This week, Final year veterinary medicine student, Evie Orchin Moloney talks about a week out with UCD Veterinary Hospital’s Equine Field Service team and working in the UCD Veterinary Hospital’s equine yard.

I began my final year rotations back in September and it’s been a really busy few months of working in the UCD Veterinary Hospital! As part of our Equine Clinical Medicine rotation, each group spends a week on the road with the Equine Field Service team and a week in the equine yard of the veterinary hospital.

Equine Clinical Medicine

My first week was in the equine yard, with a busy first morning as we each sat an entrance quiz for the rotation. That completed, we moved on to the clinical aspect of the rotation where a combination of tutorials, practical demonstrations and managing hospital cases gave us a great insight into equine medical case management.
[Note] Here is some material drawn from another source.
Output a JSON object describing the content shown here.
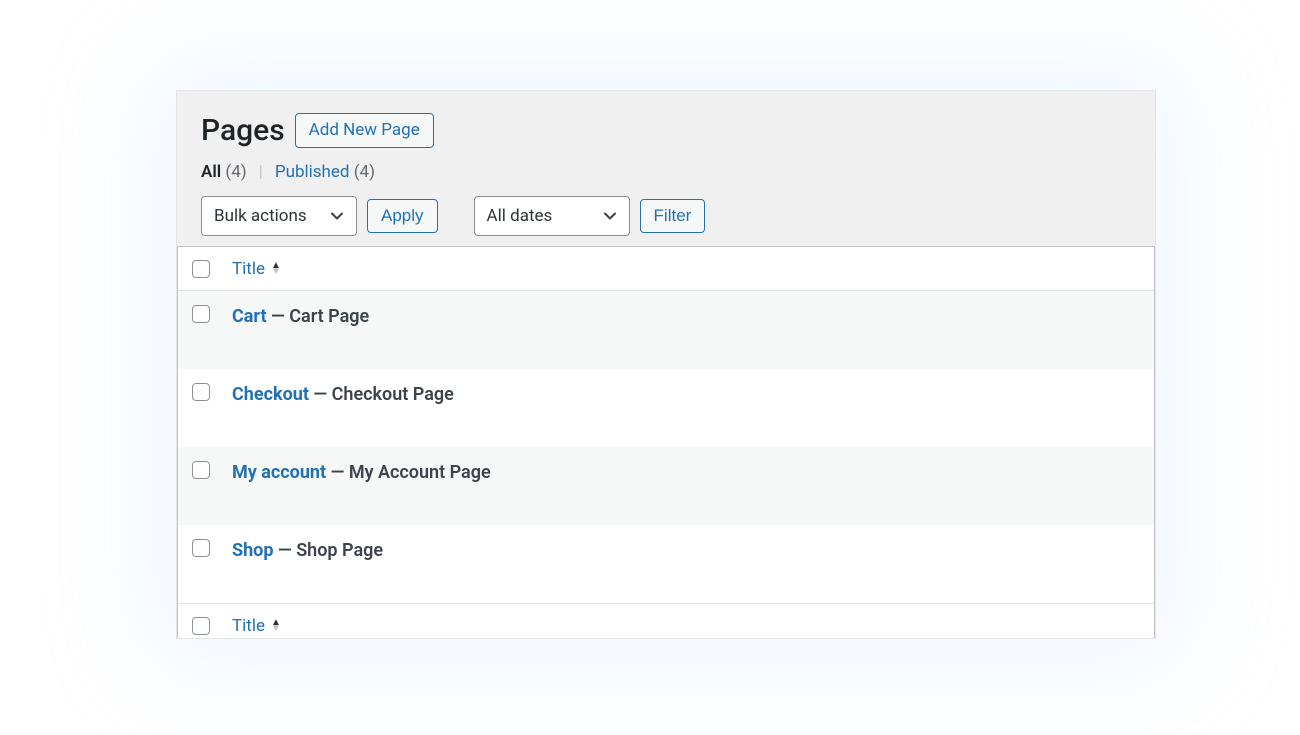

Tutorials during this week covered topics such as blood sample analysis, how to effectively manage a medical case of colic (and how to decide if it needs to be surgically referred), management of laminitis (a very common and painful foot condition which can affect horses and donkeys) as well as how to effectively communicate with equine clients during the workup of a clinical case.

Carrying out an assessment for gastrointestinal parasites in the student lab

This was a tough but very rewarding week, with early starts each morning, we were in at 7:30am (or earlier depending on how many cases we had) most mornings to ensure that all of our patients were checked, monitored and given all their necessary medications before yard rounds discussions began at 9am with the Clinicians. This teaches the importance of effective teamwork and communications, as many of the horses required two or three people on hand to assist with giving medications and managing their comfort levels. As part of this, we were tasked with ensuring each patient received the correct diet to optimise their recovery, so this included nutrition discussions and some grass picking adventures!


Lots of grass picking for our patients!

Throughout the week, we followed the workup of cases admitted to the UCD Veterinary Hospital and discussed the best treatment protocols and management strategies for each case. Following each of these cases allowed us to see a variety of diagnostic techniques used in the equine medicine world, including gastroscopy (passing an endoscope into the stomach to diagnose problems such as gastric ulcers), radiograph (x-rays) of limbs as an aid to investigating lameness, and even how to do an Electro Cardiogram (ECG) to monitor a horse’s heart function.

On the Friday of our hospital week, we also visited UCD Lyons Farm where we practised essential clinical skills such as ultrasound, vaccinations, how to carry out a pre-purchase exam and passport marking and microchipping. These are vital day one competencies as a new graduate vet, so will come in very useful next year when we venture out into the world of work as vets!

The Equine Field Service (EFS)

This was very possibly my favourite week of rotations so far! For this week we joined the Equine Field Service team of UCDVH vets on various calls and yard visits throughout Dublin and the Greater Dublin Area. The EFS week is known to be a very hands-on week, and a great opportunity to get lots of practical experience, and we certainly were not disappointed!

On Monday it was another early start to get the Hilux jeep fully stocked and ready for a day of calls. Dental equipment packed we set out on our first call of the day where the EFS vet demonstrated how to perform a dental physical exam on horses including safe handling. We each got to have a go of doing a physical exam and reporting back our findings and planned a course of treatment.  We had our dentistry theory lectures back in third year, so it was great to brush up on our knowledge and put some of the theory into practice.

Off to work for the day with the Equine Field Service!

Throughout the week, we visited several animal charities, including the DSPCA (Dublin Society for the Prevention of Cruelty to Animals) and My Lovely Horse, where we got to carry out clinical exams, health checks and passport markings. Along with this, we also got the opportunity to practice our clinical history taking skills, working up a problem list and communicating with clients the best protocol for treatment/ management of their horses. The Equine Field Service was a wonderful opportunity to experience the world of veterinary medicine beyond the horse yard and allowed us to further hone skills we had learned throughout our clinical work placement (CEMS) the past two years of the veterinary degree and has left me excited for the rest of my rotations to come this year!

Some of the rescued goats at My Lovely Horse Rescue

Alice, one of the rescue ponies at My Lovely Horse Rescue, the friendliest girl!

Find out more information about the wonderful work My Lovely Horse Rescue do, sponsor an animal or find out more details about rehoming/ fostering options here


For more information on studying Veterinary Medicine in UCD, check out myUCD.

Why not come on a campus tour of UCD and check out the Veterinary Sciences Centre for yourself – just book in here.